[Opening Material supplied section]

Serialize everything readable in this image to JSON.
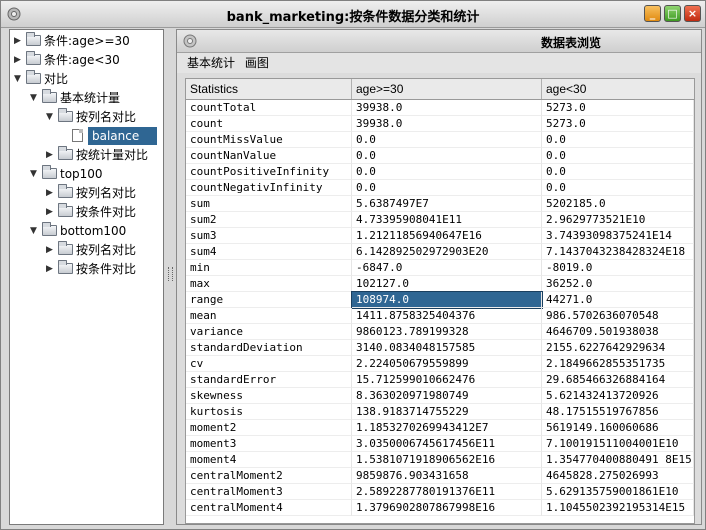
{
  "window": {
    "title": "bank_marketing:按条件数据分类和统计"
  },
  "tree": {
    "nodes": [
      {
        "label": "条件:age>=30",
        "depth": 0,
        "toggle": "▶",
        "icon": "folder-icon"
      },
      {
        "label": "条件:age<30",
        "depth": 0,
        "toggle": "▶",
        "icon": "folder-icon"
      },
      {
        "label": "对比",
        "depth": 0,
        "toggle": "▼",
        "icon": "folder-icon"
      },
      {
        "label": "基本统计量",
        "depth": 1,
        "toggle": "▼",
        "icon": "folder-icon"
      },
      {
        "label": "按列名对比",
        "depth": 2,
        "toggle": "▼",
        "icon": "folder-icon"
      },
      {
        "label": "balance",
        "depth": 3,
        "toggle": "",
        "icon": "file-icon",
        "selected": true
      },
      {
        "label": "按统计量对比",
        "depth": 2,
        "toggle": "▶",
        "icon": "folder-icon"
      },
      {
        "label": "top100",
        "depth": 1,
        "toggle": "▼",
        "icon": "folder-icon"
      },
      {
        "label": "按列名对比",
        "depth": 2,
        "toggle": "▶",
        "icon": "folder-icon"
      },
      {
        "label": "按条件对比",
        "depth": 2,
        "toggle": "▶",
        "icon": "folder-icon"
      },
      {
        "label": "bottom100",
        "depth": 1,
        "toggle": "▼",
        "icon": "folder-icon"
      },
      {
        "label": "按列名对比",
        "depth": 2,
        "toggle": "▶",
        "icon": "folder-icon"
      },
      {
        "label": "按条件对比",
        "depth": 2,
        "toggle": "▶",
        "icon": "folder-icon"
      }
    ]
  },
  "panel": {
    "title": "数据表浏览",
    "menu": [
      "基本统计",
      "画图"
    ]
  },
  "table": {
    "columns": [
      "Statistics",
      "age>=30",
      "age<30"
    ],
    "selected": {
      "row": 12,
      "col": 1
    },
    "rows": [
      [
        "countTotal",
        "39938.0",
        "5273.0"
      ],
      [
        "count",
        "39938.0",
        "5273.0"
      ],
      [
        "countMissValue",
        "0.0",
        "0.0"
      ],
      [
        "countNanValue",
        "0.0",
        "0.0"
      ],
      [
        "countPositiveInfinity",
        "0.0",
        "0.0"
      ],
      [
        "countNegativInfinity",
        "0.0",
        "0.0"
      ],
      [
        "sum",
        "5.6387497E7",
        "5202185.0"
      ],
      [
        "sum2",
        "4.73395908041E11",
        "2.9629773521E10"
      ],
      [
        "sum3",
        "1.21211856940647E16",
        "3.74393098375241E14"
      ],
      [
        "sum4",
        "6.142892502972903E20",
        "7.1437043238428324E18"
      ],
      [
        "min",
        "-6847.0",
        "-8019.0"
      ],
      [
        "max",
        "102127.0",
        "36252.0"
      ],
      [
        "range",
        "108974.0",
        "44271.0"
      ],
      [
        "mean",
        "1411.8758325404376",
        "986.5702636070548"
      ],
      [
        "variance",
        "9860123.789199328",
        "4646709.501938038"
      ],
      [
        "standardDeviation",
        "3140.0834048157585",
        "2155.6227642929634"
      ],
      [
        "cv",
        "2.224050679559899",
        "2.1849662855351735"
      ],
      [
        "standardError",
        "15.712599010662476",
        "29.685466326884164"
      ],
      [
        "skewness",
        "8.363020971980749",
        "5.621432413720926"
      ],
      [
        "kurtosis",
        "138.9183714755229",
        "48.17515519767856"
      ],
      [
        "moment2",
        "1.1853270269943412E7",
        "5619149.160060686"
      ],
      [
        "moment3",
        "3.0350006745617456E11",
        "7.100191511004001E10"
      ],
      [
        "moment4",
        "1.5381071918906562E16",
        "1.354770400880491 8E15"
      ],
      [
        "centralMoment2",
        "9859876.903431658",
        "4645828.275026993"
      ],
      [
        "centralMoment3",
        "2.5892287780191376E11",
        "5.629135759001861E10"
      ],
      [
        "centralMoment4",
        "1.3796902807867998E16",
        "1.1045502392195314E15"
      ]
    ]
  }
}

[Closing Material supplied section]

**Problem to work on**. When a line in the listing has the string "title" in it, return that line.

**Written answer**.
    "title": "bank_marketing:按条件数据分类和统计"
    "title": "数据表浏览",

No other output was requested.